Going through the Book brought back good memories of the field trips, erasing all the aches and pains of those endless kilometers of walking, getting wet and cold and nearly killed by lightning and of course being eaten alive by a bazillion ferocious mosquitos that bite THROUGH your clothes! Ok, I guess I haven't really forgotten those episodes yet.
A lot of people contributed and worked hard towards making the Book possible. Their names fill up an entire page of the Book, in tiny print. I am most grateful that so many busy volunteers made the time and effort and generously contributed towards the Book. It would not have been possible without them.
Through the Book, I have made many new friends. Alicia was not just the producer of the Book but also a intrepid nature lover who came on many of our field trips and continues to join us in our trips to other shores. I also got a chance to spend time with Eric and others I've only briefly met before. And I spent many pleasant hours with old friends, making new discoveries in adventurous explorations. I have learnt so much from all and I remain overwhelmed by their enthusiasm and ready contributions of their vast experience, stories, photos and more.
I am especially impressed by Marcus. He not only did all the meticulous research, interviewing and getting IDs, but also the relentless field work, taking photos and thereafter writing and re-writing and re-writing and re-writing.
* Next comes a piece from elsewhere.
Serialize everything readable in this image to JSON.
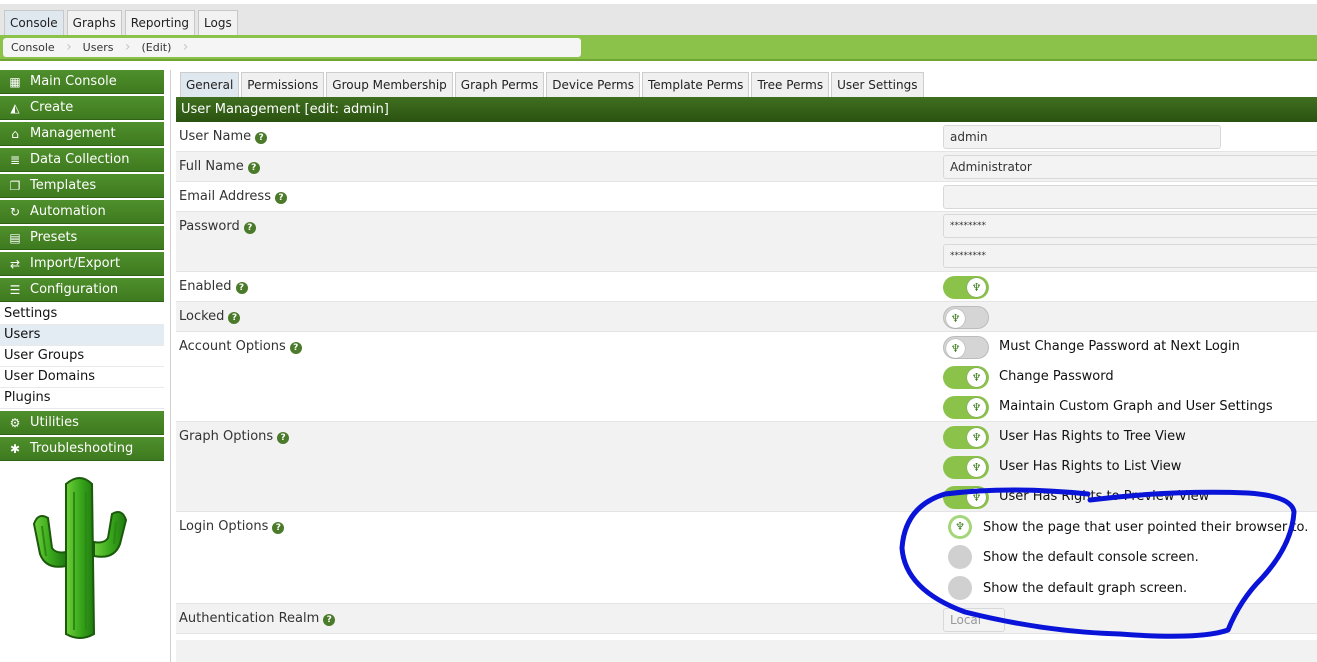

And after completing the Book, Marcus continued to support by doing media tours for NEA to promote the Book.
Of course, there were lots of other aspects of Semakau that are featured in the Book that I couldn't cover in this post.
Go get a copy and savour the wonderful photos and delightful stories for yourself!
More about the Semakau Book on the NEA website with preview pages.
It is on sale for S$24.90 at the Customer Service Centre, Level 2 Environment Building, 40 Scotts Road and the Semakau Landfill.
For more information about the Book, please contact NEA at 1800-225 5632 or email firstname.lastname@example.org
- About Pulau Semakau on the wildsingapore website
- About marine life on Pulau Semakau on the wild fact sheets section.
- About the field trips made for the Book on this blog.
- More blog posts about Semakau by everyone.
- More than a dumping ground: Pulau Semakau Cheong Poh Kwan, Straits Times 26 Aug 09;
- More years for landfill with more recycling: Semakau dumping ground can last another 5 years if 70% target met, Amresh Gunasingham, Straits Times 24 Aug 09;
- Semakau Island popular haunt for Singapore astronomers: 'Trash island' by day, star-studded by night, Ng Tze Yong, The New Paper 12 Aug 09;
- Book launched to commemorate 10th anniversary of Semakau landfill Cheryl Lim, Channel NewsAsia 8 Aug 09;